─── Source data ───
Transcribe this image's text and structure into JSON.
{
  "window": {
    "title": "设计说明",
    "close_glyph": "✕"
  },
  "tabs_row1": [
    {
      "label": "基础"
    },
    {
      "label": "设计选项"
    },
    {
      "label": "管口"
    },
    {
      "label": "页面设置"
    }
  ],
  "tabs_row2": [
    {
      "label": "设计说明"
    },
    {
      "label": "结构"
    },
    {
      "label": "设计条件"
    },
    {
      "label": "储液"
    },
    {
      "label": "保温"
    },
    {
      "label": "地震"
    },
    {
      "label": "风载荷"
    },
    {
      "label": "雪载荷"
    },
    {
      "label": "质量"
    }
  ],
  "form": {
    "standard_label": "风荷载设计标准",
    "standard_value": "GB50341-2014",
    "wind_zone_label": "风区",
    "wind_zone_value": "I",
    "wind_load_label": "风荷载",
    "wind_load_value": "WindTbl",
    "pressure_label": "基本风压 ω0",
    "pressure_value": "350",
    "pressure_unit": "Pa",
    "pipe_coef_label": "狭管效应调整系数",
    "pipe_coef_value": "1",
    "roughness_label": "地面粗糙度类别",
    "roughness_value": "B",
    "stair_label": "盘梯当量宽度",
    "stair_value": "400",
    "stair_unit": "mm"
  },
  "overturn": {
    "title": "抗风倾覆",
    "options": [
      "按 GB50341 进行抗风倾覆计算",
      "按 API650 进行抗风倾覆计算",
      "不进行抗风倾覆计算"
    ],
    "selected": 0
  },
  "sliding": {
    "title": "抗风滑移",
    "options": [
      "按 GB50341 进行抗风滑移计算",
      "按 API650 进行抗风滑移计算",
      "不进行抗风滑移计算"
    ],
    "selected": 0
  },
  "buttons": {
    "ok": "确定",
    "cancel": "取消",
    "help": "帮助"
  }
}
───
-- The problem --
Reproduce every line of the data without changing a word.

-- The answer --
Transcribe this image's text and structure into JSON.
{
  "window": {
    "title": "设计说明",
    "close_glyph": "✕"
  },
  "tabs_row1": [
    {
      "label": "基础"
    },
    {
      "label": "设计选项"
    },
    {
      "label": "管口"
    },
    {
      "label": "页面设置"
    }
  ],
  "tabs_row2": [
    {
      "label": "设计说明"
    },
    {
      "label": "结构"
    },
    {
      "label": "设计条件"
    },
    {
      "label": "储液"
    },
    {
      "label": "保温"
    },
    {
      "label": "地震"
    },
    {
      "label": "风载荷"
    },
    {
      "label": "雪载荷"
    },
    {
      "label": "质量"
    }
  ],
  "form": {
    "standard_label": "风荷载设计标准",
    "standard_value": "GB50341-2014",
    "wind_zone_label": "风区",
    "wind_zone_value": "I",
    "wind_load_label": "风荷载",
    "wind_load_value": "WindTbl",
    "pressure_label": "基本风压 ω0",
    "pressure_value": "350",
    "pressure_unit": "Pa",
    "pipe_coef_label": "狭管效应调整系数",
    "pipe_coef_value": "1",
    "roughness_label": "地面粗糙度类别",
    "roughness_value": "B",
    "stair_label": "盘梯当量宽度",
    "stair_value": "400",
    "stair_unit": "mm"
  },
  "overturn": {
    "title": "抗风倾覆",
    "options": [
      "按 GB50341 进行抗风倾覆计算",
      "按 API650 进行抗风倾覆计算",
      "不进行抗风倾覆计算"
    ],
    "selected": 0
  },
  "sliding": {
    "title": "抗风滑移",
    "options": [
      "按 GB50341 进行抗风滑移计算",
      "按 API650 进行抗风滑移计算",
      "不进行抗风滑移计算"
    ],
    "selected": 0
  },
  "buttons": {
    "ok": "确定",
    "cancel": "取消",
    "help": "帮助"
  }
}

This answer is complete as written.